This month, in Dragon magazine, Warlocks get another amazing article. No, really. Again. It definitely looks like someone at Wizards is badly in love with Warlocks. Of the tiefling variety. And is Lead Designer of the game, and thus allowed to do silly things, like using Charisma for Infernal Pact powers, and get away with it.
It's cool to be with the charismatic boys!
Yes, intrepid reader! The days where Star Pact Warlocks sat lonely as the one class build with weird stats have come to an end, as the Infernal Pact joins the club. Of course, the devil is in the details, because this time the designers have not forgotten to provide an alternate at-will for charismatic characters. This power, called Gift to Avernus, is a very nice clone of Eldritch Blast which features a shiny new mechanic from hell: taking damage to reroll an attack.
Let us take a close look at this mechanic, because it is shared by all the powers introduced in this article. The base idea is simple: when you miss, take damage and make a new attack roll. The question that most sensible Warlocks should be making by now is not 'why would I use a spell that hurts me', but 'how much damage, did you say?'. We're talking about practical people, after all.
The cost is equal to your level in HP. This is a real bargain at the very first level, but don't be fooled by that anomaly - it soon stabilizes into something closer to 10-15% of your total health. Depending on your tier, this may or may not be more than a round's worth of monster damage. That's quite a lot! This makes focusing on these powers a risky proposition, unless you are just not being attacked, or you somehow have a bunch of extra HP lying around. Enter Dark One's Blessing.
Isn't it an amazing coincidence that the infernal warlock's pact boon grans them exactly the temporary hit points they'd need to pay for a reroll with these powers? The existence of this feature drastically changes our evaluation of these powers, from something dangerous and probably not worthwhile, to a good outlet for the absurd amounts of THP you naturally gained, and usually wasted. If you ever feel that you won't have enough temporaries to consistently support this, just add Bloodied Boon...
With that out of the way, what do the powers look like? The at-will, in my opinion, is a very good proposition, leaving the reroll as an option, and granting full effect if you hit the second time.
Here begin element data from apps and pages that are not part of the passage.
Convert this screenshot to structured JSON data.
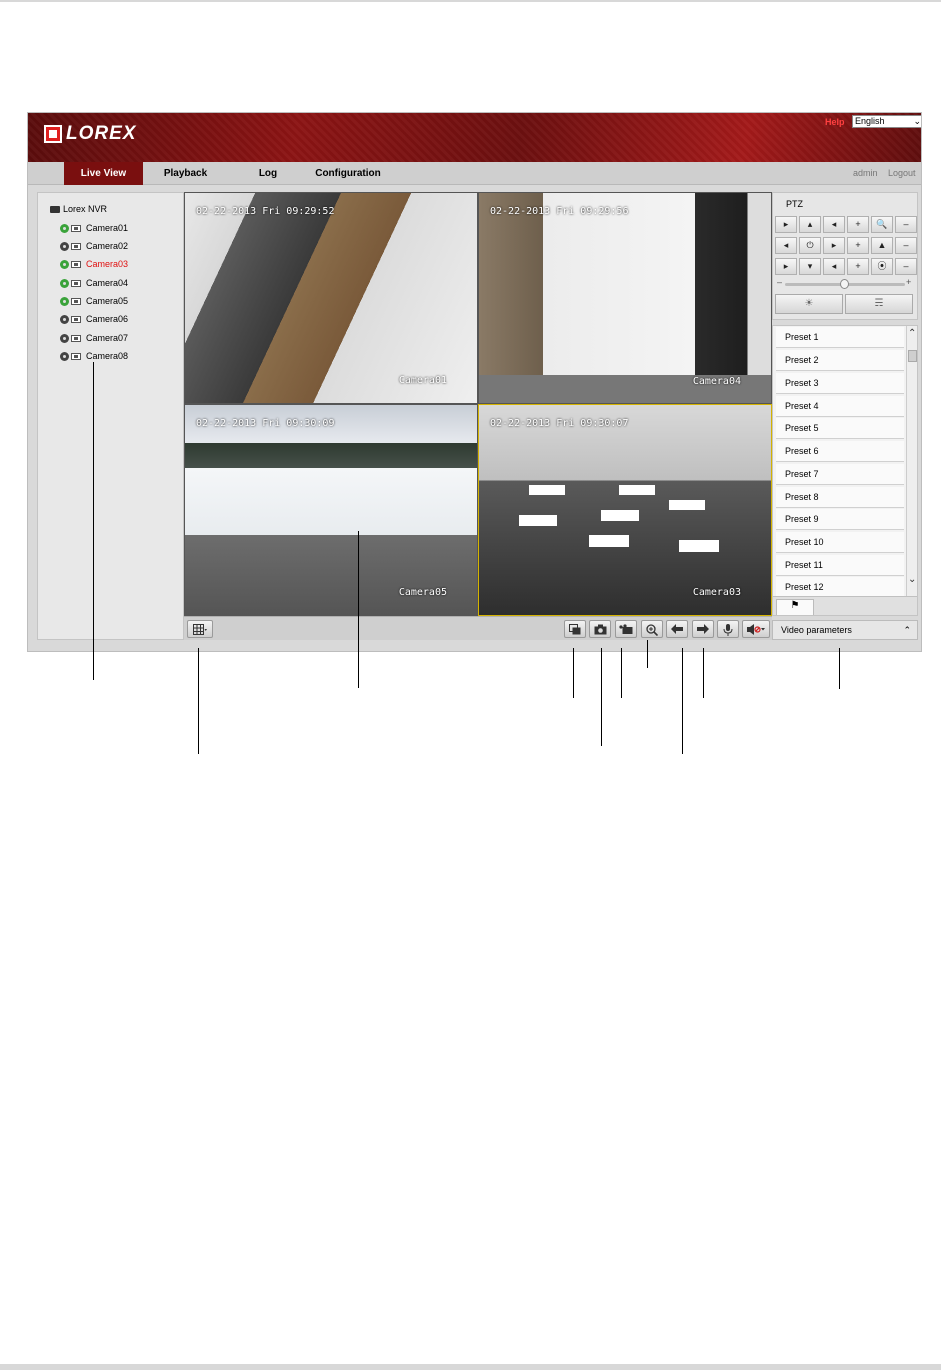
{
  "header": {
    "logo_text": "LOREX",
    "help_label": "Help",
    "language": "English"
  },
  "nav": {
    "tabs": [
      "Live View",
      "Playback",
      "Log",
      "Configuration"
    ],
    "active_tab": "Live View",
    "user": "admin",
    "logout": "Logout"
  },
  "tree": {
    "root": "Lorex NVR",
    "cameras": [
      "Camera01",
      "Camera02",
      "Camera03",
      "Camera04",
      "Camera05",
      "Camera06",
      "Camera07",
      "Camera08"
    ],
    "selected": "Camera03"
  },
  "video": {
    "tiles": [
      {
        "timestamp": "02-22-2013 Fri 09:29:52",
        "camera": "Camera01"
      },
      {
        "timestamp": "02-22-2013 Fri 09:29:56",
        "camera": "Camera04"
      },
      {
        "timestamp": "02-22-2013 Fri 09:30:09",
        "camera": "Camera05"
      },
      {
        "timestamp": "02-22-2013 Fri 09:30:07",
        "camera": "Camera03"
      }
    ]
  },
  "ptz": {
    "title": "PTZ",
    "presets": [
      "Preset 1",
      "Preset 2",
      "Preset 3",
      "Preset 4",
      "Preset 5",
      "Preset 6",
      "Preset 7",
      "Preset 8",
      "Preset 9",
      "Preset 10",
      "Preset 11",
      "Preset 12"
    ]
  },
  "video_parameters": {
    "label": "Video parameters"
  },
  "colors": {
    "accent": "#7a0f0f",
    "selected_camera": "#e01010"
  }
}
As for the encounter powers (one for each level), they are a bit trickier, since they actually force you to take the damage, and then only repeat the attack against a different enemy, and with reduced damage. Nevertheless, I think they are well worth the pain.
Reliability with damaging attacks is important for a striker, and most of these powers deal more than enough damage by themselves (in addition to granting extra chances for your curse damage). But it is probably even better when you are inflicting significant control effects. And we are also getting a good score in that regard! You have immobilizations, automatic self-attacks (triggering defender marks), enemies trapped in zones, sliding enemies in an area... most of them both interesting and strong. My personal favourite is a level 7 power called Pain to Pleasure, which heals you if you hit, then hurts you on a miss only to heal you again, if you hit the second time. Wicked!
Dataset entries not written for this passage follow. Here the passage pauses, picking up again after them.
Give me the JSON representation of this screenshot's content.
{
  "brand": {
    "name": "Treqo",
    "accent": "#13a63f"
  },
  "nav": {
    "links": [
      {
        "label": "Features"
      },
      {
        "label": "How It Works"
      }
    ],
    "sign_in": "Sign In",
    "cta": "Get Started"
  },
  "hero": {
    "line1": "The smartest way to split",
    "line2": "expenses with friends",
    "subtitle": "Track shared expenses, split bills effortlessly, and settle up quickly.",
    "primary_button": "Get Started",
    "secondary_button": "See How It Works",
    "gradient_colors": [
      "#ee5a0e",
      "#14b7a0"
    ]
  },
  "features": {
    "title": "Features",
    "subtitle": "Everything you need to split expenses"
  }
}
The power selection is barely enough to support a Charisma-based infernal warlock throughout his career, provided he takes generic or off-pact dailies (since they are not included). This doesn't allow for much variety, but since every power presented is quite decent, if not actively good, you should be able to pull it off. Also, many of the new options are tempting enough to expect a Fey or Dark warlock occasionally picking one. And the at-will should become an instant classic among charismatic human warlocks.
To round off the package, we are also given two flavorful and very potent magic items for warlocks. The Rod of Avernus allows for mass sliding of cursed enemies when you use your Pact Boon, an effect that already has me salivating (and has earned a quick spot in some of my friends' wishlists). As for the Armor of Dark Majesty, it confers a huge defensive bonus against cursed enemies, which honestly looks overpowered to me. We'll have to see if it survives the compilation errata.
Speaking of errata, there is one major bug in the article's mechanics that, well bugs me. Using damage type - changing weapons, you could potentially turn the HP cost of rerolling the new powers into resistable damage, most notably fire damage for tieflings with fire weapons, allowing you to essentially ignore the drawback. This really should be addressed. Apart from that, the article is quite a good read and very useful in play, so I can't help but recommend it.